|Soldier bug (Spilostethus pandurus)|
These species do not bother to hide themselves as they advertise the fact that they have an effective mode of defence being either unpalatable or other dangerous.
Many insects such as several species of bugs and ladybirds have bitter tasting chemicals produced by special glands. Wasps warn potential predators that they have a painful sting.
Predators quickly learn that insects with particular colours or patterns should be left alone. They learn by mistakes which means that some individuals are eaten but their sacrifice is good for the survival of the species as a whole.
Warning colouration is so effective that harmless organisms sometimes mimic harmful animals and use the same colours to defend themselves even though they themselves are not dangerous.
To be effective the number of mimicking organisms must be much less than that of the unpalatable or dangerous species as otherwise predators would not learn to leave them alone. This type of mimicry is known as Batesian mimicry.
Another type of mimicry is known as Mullerian mimicry. This occurs when different species of unpalatable or dangerous animals adopt the same colouration thus reinforcing the message and ensuring that fewer individuals need to be sacrificed for predators to learn to leave animals with similar colours or patterns alone.
The soldier bug, known in Maltese as suldat, is a common insect that can be seen running on the ground or at the base of several species of plants.
At this time of the year it can also be seen on sunny days on a south facing stone or trunk to warm itself up in the early morning sun. It belongs to the suborder Heteroptera (true bugs) which forms part of the order Hemiptera.
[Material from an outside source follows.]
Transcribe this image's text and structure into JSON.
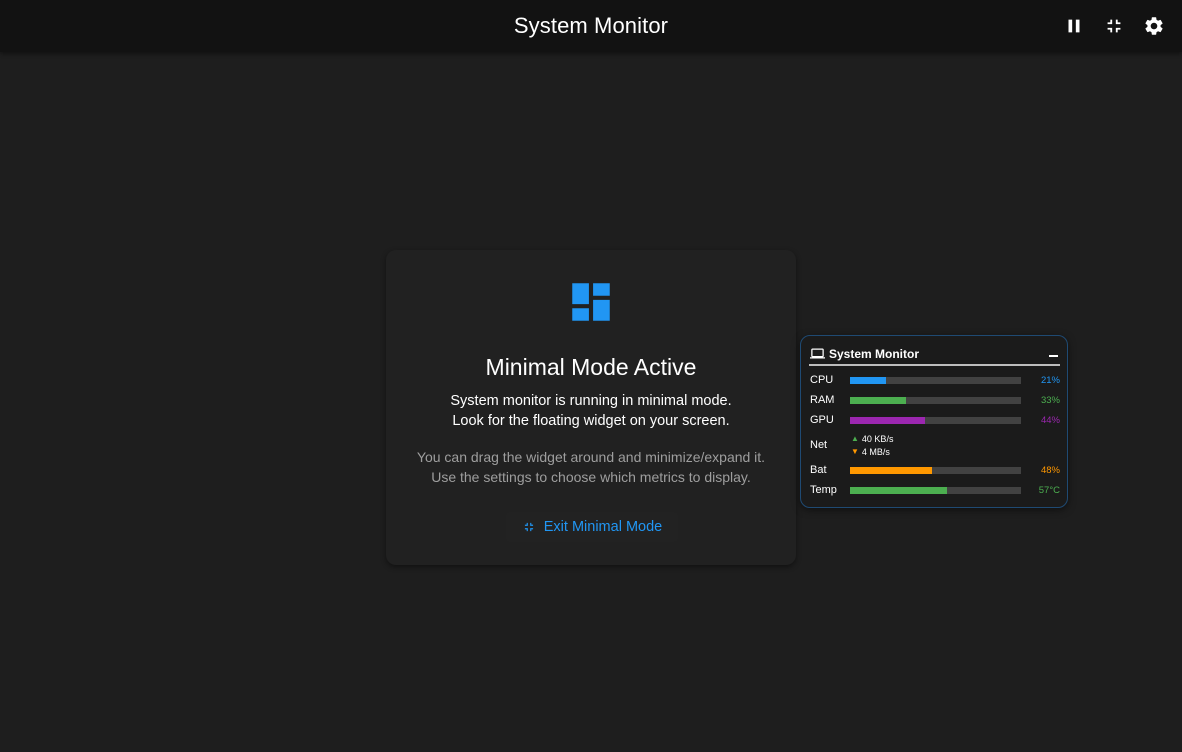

At first glance it could easily be mistaken for a fire bug another common insect known in Maltese as seffud tal-ġamar, a case of Mullerian mimicry.
This article was published in The Times on 19.01.11